- _EXERCISE OBJECTIVE_
Set the listing down once more, exactly as given.

-- Opening Marker --

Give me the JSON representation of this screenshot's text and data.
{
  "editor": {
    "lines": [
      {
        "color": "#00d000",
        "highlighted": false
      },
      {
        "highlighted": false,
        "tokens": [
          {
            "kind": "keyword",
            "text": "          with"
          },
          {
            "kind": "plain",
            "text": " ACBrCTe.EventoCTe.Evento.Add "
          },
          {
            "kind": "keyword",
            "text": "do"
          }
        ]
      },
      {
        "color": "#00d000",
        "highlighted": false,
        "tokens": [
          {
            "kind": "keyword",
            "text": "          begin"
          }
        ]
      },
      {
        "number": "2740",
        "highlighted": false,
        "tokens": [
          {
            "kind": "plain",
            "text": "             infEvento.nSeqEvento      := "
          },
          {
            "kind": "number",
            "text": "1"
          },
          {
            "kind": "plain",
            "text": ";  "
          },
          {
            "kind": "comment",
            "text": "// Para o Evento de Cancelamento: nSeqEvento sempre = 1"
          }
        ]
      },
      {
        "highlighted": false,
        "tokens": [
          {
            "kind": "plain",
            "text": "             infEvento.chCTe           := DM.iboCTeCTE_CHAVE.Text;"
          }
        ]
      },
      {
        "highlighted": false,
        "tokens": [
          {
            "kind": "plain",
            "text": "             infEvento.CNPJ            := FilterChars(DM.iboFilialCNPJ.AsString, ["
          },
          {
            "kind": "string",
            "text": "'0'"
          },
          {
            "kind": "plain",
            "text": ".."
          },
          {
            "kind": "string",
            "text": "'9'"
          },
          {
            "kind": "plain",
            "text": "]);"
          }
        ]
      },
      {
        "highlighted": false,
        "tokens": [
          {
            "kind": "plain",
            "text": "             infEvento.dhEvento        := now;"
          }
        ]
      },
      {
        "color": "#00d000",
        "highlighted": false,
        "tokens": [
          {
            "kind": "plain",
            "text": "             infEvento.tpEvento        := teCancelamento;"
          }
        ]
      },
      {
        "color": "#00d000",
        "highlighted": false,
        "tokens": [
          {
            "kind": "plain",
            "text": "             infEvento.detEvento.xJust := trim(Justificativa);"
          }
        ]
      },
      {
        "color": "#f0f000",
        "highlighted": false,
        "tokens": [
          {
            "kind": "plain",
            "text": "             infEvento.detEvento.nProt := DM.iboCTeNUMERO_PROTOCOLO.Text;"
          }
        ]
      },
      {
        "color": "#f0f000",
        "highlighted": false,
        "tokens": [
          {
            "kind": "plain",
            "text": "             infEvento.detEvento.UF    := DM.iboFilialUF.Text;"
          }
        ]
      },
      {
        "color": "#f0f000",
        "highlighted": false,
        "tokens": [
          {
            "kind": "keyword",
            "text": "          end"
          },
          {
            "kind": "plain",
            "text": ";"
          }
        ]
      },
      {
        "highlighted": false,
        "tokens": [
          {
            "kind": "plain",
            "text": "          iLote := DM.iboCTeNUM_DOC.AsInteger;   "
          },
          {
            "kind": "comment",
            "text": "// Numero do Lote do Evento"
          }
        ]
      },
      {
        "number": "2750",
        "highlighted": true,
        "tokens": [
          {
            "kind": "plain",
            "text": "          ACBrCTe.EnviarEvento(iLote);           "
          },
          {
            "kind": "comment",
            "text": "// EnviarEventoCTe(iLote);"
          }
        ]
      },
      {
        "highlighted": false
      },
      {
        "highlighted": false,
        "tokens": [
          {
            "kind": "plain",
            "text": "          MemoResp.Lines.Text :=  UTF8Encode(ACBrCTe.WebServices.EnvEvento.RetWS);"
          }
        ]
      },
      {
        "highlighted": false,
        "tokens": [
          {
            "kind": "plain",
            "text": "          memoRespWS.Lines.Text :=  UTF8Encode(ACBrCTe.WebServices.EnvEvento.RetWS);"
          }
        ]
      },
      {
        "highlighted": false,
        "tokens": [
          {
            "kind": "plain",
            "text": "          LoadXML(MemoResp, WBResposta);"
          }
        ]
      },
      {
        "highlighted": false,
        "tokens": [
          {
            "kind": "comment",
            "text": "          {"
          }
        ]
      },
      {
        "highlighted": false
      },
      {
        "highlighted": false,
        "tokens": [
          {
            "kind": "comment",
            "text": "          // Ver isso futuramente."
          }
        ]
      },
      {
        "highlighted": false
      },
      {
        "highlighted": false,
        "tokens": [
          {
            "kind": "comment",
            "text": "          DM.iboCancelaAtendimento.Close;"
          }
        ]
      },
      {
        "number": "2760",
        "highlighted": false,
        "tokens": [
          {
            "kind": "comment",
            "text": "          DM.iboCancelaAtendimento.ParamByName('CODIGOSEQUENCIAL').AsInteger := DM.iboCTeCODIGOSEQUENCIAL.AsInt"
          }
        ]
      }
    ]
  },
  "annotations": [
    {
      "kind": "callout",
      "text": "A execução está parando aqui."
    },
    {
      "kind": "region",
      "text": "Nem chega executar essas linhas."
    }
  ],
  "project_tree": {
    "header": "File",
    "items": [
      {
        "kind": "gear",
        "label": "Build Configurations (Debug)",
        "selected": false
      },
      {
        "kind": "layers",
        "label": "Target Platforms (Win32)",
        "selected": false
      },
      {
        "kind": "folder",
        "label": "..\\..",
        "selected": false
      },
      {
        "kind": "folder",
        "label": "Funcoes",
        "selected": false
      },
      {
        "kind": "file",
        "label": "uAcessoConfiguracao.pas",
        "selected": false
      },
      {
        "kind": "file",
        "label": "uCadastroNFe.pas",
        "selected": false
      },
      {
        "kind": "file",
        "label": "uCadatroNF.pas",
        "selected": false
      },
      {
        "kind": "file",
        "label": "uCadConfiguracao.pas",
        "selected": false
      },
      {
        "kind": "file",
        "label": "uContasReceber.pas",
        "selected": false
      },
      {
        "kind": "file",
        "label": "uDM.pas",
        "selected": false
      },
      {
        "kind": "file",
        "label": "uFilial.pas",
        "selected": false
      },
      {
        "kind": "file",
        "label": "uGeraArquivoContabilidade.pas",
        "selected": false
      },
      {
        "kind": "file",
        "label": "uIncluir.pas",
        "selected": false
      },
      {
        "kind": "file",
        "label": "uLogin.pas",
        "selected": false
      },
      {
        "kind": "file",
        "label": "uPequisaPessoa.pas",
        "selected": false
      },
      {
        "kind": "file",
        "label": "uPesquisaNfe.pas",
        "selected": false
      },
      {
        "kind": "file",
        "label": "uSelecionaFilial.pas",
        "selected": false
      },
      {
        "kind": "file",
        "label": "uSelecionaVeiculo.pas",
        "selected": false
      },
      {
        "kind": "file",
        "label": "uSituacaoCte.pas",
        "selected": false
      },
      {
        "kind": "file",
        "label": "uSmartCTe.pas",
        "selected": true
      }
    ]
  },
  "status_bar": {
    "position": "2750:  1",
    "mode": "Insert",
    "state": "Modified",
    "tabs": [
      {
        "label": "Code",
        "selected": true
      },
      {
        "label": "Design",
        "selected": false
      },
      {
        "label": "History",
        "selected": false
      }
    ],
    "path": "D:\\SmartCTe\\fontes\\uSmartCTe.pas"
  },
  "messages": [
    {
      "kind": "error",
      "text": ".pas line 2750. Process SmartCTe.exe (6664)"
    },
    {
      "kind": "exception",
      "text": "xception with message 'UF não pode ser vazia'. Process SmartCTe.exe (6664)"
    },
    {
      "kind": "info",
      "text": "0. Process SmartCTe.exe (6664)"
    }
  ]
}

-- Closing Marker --

- _EXPECTED OUTPUT_
Give me the JSON representation of this screenshot's text and data.
{
  "editor": {
    "lines": [
      {
        "color": "#00d000",
        "highlighted": false
      },
      {
        "highlighted": false,
        "tokens": [
          {
            "kind": "keyword",
            "text": "          with"
          },
          {
            "kind": "plain",
            "text": " ACBrCTe.EventoCTe.Evento.Add "
          },
          {
            "kind": "keyword",
            "text": "do"
          }
        ]
      },
      {
        "color": "#00d000",
        "highlighted": false,
        "tokens": [
          {
            "kind": "keyword",
            "text": "          begin"
          }
        ]
      },
      {
        "number": "2740",
        "highlighted": false,
        "tokens": [
          {
            "kind": "plain",
            "text": "             infEvento.nSeqEvento      := "
          },
          {
            "kind": "number",
            "text": "1"
          },
          {
            "kind": "plain",
            "text": ";  "
          },
          {
            "kind": "comment",
            "text": "// Para o Evento de Cancelamento: nSeqEvento sempre = 1"
          }
        ]
      },
      {
        "highlighted": false,
        "tokens": [
          {
            "kind": "plain",
            "text": "             infEvento.chCTe           := DM.iboCTeCTE_CHAVE.Text;"
          }
        ]
      },
      {
        "highlighted": false,
        "tokens": [
          {
            "kind": "plain",
            "text": "             infEvento.CNPJ            := FilterChars(DM.iboFilialCNPJ.AsString, ["
          },
          {
            "kind": "string",
            "text": "'0'"
          },
          {
            "kind": "plain",
            "text": ".."
          },
          {
            "kind": "string",
            "text": "'9'"
          },
          {
            "kind": "plain",
            "text": "]);"
          }
        ]
      },
      {
        "highlighted": false,
        "tokens": [
          {
            "kind": "plain",
            "text": "             infEvento.dhEvento        := now;"
          }
        ]
      },
      {
        "color": "#00d000",
        "highlighted": false,
        "tokens": [
          {
            "kind": "plain",
            "text": "             infEvento.tpEvento        := teCancelamento;"
          }
        ]
      },
      {
        "color": "#00d000",
        "highlighted": false,
        "tokens": [
          {
            "kind": "plain",
            "text": "             infEvento.detEvento.xJust := trim(Justificativa);"
          }
        ]
      },
      {
        "color": "#f0f000",
        "highlighted": false,
        "tokens": [
          {
            "kind": "plain",
            "text": "             infEvento.detEvento.nProt := DM.iboCTeNUMERO_PROTOCOLO.Text;"
          }
        ]
      },
      {
        "color": "#f0f000",
        "highlighted": false,
        "tokens": [
          {
            "kind": "plain",
            "text": "             infEvento.detEvento.UF    := DM.iboFilialUF.Text;"
          }
        ]
      },
      {
        "color": "#f0f000",
        "highlighted": false,
        "tokens": [
          {
            "kind": "keyword",
            "text": "          end"
          },
          {
            "kind": "plain",
            "text": ";"
          }
        ]
      },
      {
        "highlighted": false,
        "tokens": [
          {
            "kind": "plain",
            "text": "          iLote := DM.iboCTeNUM_DOC.AsInteger;   "
          },
          {
            "kind": "comment",
            "text": "// Numero do Lote do Evento"
          }
        ]
      },
      {
        "number": "2750",
        "highlighted": true,
        "tokens": [
          {
            "kind": "plain",
            "text": "          ACBrCTe.EnviarEvento(iLote);           "
          },
          {
            "kind": "comment",
            "text": "// EnviarEventoCTe(iLote);"
          }
        ]
      },
      {
        "highlighted": false
      },
      {
        "highlighted": false,
        "tokens": [
          {
            "kind": "plain",
            "text": "          MemoResp.Lines.Text :=  UTF8Encode(ACBrCTe.WebServices.EnvEvento.RetWS);"
          }
        ]
      },
      {
        "highlighted": false,
        "tokens": [
          {
            "kind": "plain",
            "text": "          memoRespWS.Lines.Text :=  UTF8Encode(ACBrCTe.WebServices.EnvEvento.RetWS);"
          }
        ]
      },
      {
        "highlighted": false,
        "tokens": [
          {
            "kind": "plain",
            "text": "          LoadXML(MemoResp, WBResposta);"
          }
        ]
      },
      {
        "highlighted": false,
        "tokens": [
          {
            "kind": "comment",
            "text": "          {"
          }
        ]
      },
      {
        "highlighted": false
      },
      {
        "highlighted": false,
        "tokens": [
          {
            "kind": "comment",
            "text": "          // Ver isso futuramente."
          }
        ]
      },
      {
        "highlighted": false
      },
      {
        "highlighted": false,
        "tokens": [
          {
            "kind": "comment",
            "text": "          DM.iboCancelaAtendimento.Close;"
          }
        ]
      },
      {
        "number": "2760",
        "highlighted": false,
        "tokens": [
          {
            "kind": "comment",
            "text": "          DM.iboCancelaAtendimento.ParamByName('CODIGOSEQUENCIAL').AsInteger := DM.iboCTeCODIGOSEQUENCIAL.AsInt"
          }
        ]
      }
    ]
  },
  "annotations": [
    {
      "kind": "callout",
      "text": "A execução está parando aqui."
    },
    {
      "kind": "region",
      "text": "Nem chega executar essas linhas."
    }
  ],
  "project_tree": {
    "header": "File",
    "items": [
      {
        "kind": "gear",
        "label": "Build Configurations (Debug)",
        "selected": false
      },
      {
        "kind": "layers",
        "label": "Target Platforms (Win32)",
        "selected": false
      },
      {
        "kind": "folder",
        "label": "..\\..",
        "selected": false
      },
      {
        "kind": "folder",
        "label": "Funcoes",
        "selected": false
      },
      {
        "kind": "file",
        "label": "uAcessoConfiguracao.pas",
        "selected": false
      },
      {
        "kind": "file",
        "label": "uCadastroNFe.pas",
        "selected": false
      },
      {
        "kind": "file",
        "label": "uCadatroNF.pas",
        "selected": false
      },
      {
        "kind": "file",
        "label": "uCadConfiguracao.pas",
        "selected": false
      },
      {
        "kind": "file",
        "label": "uContasReceber.pas",
        "selected": false
      },
      {
        "kind": "file",
        "label": "uDM.pas",
        "selected": false
      },
      {
        "kind": "file",
        "label": "uFilial.pas",
        "selected": false
      },
      {
        "kind": "file",
        "label": "uGeraArquivoContabilidade.pas",
        "selected": false
      },
      {
        "kind": "file",
        "label": "uIncluir.pas",
        "selected": false
      },
      {
        "kind": "file",
        "label": "uLogin.pas",
        "selected": false
      },
      {
        "kind": "file",
        "label": "uPequisaPessoa.pas",
        "selected": false
      },
      {
        "kind": "file",
        "label": "uPesquisaNfe.pas",
        "selected": false
      },
      {
        "kind": "file",
        "label": "uSelecionaFilial.pas",
        "selected": false
      },
      {
        "kind": "file",
        "label": "uSelecionaVeiculo.pas",
        "selected": false
      },
      {
        "kind": "file",
        "label": "uSituacaoCte.pas",
        "selected": false
      },
      {
        "kind": "file",
        "label": "uSmartCTe.pas",
        "selected": true
      }
    ]
  },
  "status_bar": {
    "position": "2750:  1",
    "mode": "Insert",
    "state": "Modified",
    "tabs": [
      {
        "label": "Code",
        "selected": true
      },
      {
        "label": "Design",
        "selected": false
      },
      {
        "label": "History",
        "selected": false
      }
    ],
    "path": "D:\\SmartCTe\\fontes\\uSmartCTe.pas"
  },
  "messages": [
    {
      "kind": "error",
      "text": ".pas line 2750. Process SmartCTe.exe (6664)"
    },
    {
      "kind": "exception",
      "text": "xception with message 'UF não pode ser vazia'. Process SmartCTe.exe (6664)"
    },
    {
      "kind": "info",
      "text": "0. Process SmartCTe.exe (6664)"
    }
  ]
}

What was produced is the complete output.